“Do you think Muslims and Christians will ever get along?” a senior officer asked during our informal chapel service.
Her question was asked in the shadow of our flag flying half-staff for those killed in the Fort Hood massacre in Texas. The alleged shooter is a Muslim Army officer.
To answer, there are a few things to understand cogitatively and spiritually.
Non-Western Muslims understand the concept of religion differently. Having lived for two years in Turkey, I experienced the Muslim faith to be more about culture than religion. For many Muslims outside Western culture, Islam is equivalent to citizenry and is included on birth certificates. This is different from Western culture where most Christians declare their faith out of personal conviction.
It would be easy to blame the massacre at Fort Hood on a religion, but many times acts of this magnitude are acts of mental illness. While we don’t yet know the facts in this case, I do believe religion doesn’t cause mental illness; however, it can be a vehicle for the illness.
There are many other vehicles used by the mentally ill such as politics, ethnicity or territory. But in cases such as these, the illness can metastasize to one’s extreme view of religion.
Finally, when acts such as these are linked to religion, I find it helpful to remember this analogy. Extreme fundamentalism in the Muslim faith is much the same as the extremist view of Christian members in the Ku Klux Klan. Both are abominable mutations of faith. The alleged shooter no more represented good Muslims than my white-sheeted ancestors represented good Christians.
Spiritually, I’ve had the privilege to witness the faith of a number of Muslim service members. I recall the unwavering faith of two Army specialists I worked with in Iraq earlier this year.
The first assisted me in the emergency room when we received four patients: three American soldiers and one Muslim translator. They all were dead.
During the aftermath, I, along with a rabbi, a priest and this newly naturalized Muslim American, walked among the trauma staff to lay hands on the heaving shoulders of service members who found this incident too horrendous for words.
The other Muslim soldier, also newly naturalized, helped me work with an Iraqi boy who was burned over most of his body from playing with matches and fuel.
This Muslim American stood with me as I beamed a smile toward the boy’s perfect and untouched face. Without much ability to talk to the family, I knew of only one way to offer respect. While our soldier read from the Quran, I paused respectfully and then passed the Quran to the father. He placed his hand on his heart and gratefully received the book by kissing it and positioning it on his son’s pillow.
You’ll never read headlines about these soldiers who demonstrated strong and exemplary faith, so you’ll have to trust me. There are plenty of Muslims in the military who contribute to the good in this world.
Will the Muslims and Christians ever get along?
Sacred text certainly encourages it.
The Quran declares: “Find those who say, ‘We are Christians,’ ” the prophet declared, “because amongst these are men devoted to learning and men who have renounced the world, and they are not arrogant.” (Surah 5:82)
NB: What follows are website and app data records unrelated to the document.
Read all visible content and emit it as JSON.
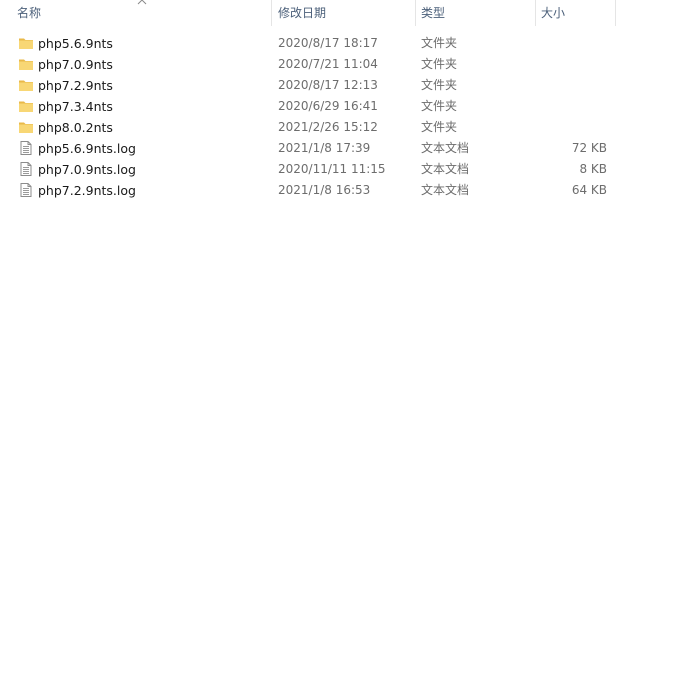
{
  "columns": {
    "name": "名称",
    "modified": "修改日期",
    "type": "类型",
    "size": "大小"
  },
  "sort_indicator": "chevron-up-icon",
  "files": [
    {
      "name": "php5.6.9nts",
      "modified": "2020/8/17 18:17",
      "type": "文件夹",
      "size": "",
      "icon": "folder-icon"
    },
    {
      "name": "php7.0.9nts",
      "modified": "2020/7/21 11:04",
      "type": "文件夹",
      "size": "",
      "icon": "folder-icon"
    },
    {
      "name": "php7.2.9nts",
      "modified": "2020/8/17 12:13",
      "type": "文件夹",
      "size": "",
      "icon": "folder-icon"
    },
    {
      "name": "php7.3.4nts",
      "modified": "2020/6/29 16:41",
      "type": "文件夹",
      "size": "",
      "icon": "folder-icon"
    },
    {
      "name": "php8.0.2nts",
      "modified": "2021/2/26 15:12",
      "type": "文件夹",
      "size": "",
      "icon": "folder-icon"
    },
    {
      "name": "php5.6.9nts.log",
      "modified": "2021/1/8 17:39",
      "type": "文本文档",
      "size": "72 KB",
      "icon": "text-file-icon"
    },
    {
      "name": "php7.0.9nts.log",
      "modified": "2020/11/11 11:15",
      "type": "文本文档",
      "size": "8 KB",
      "icon": "text-file-icon"
    },
    {
      "name": "php7.2.9nts.log",
      "modified": "2021/1/8 16:53",
      "type": "文本文档",
      "size": "64 KB",
      "icon": "text-file-icon"
    }
  ],
  "colors": {
    "header_text": "#4c607a",
    "folder": "#f8d775",
    "folder_dark": "#e9b949"
  }
}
Joining the cry for tolerance is the Judeo-Christian prophet Isaiah who predicts we will one day get along.
“The wolf will romp with the lamb, the leopard sleep with the kid . . . the cow and bear will graze the same pasture. . . . Neither animal nor human will hurt or kill on my holy mountain. The whole earth will be brimming with knowing God-alive, a living knowledge of God ocean-deep, ocean-wide.”
That’s the world I want to live in. Pretty idealistic, I know. But that’s what they said to the kids chipping away at the Berlin wall. And 20 years later, we are celebrating its fall.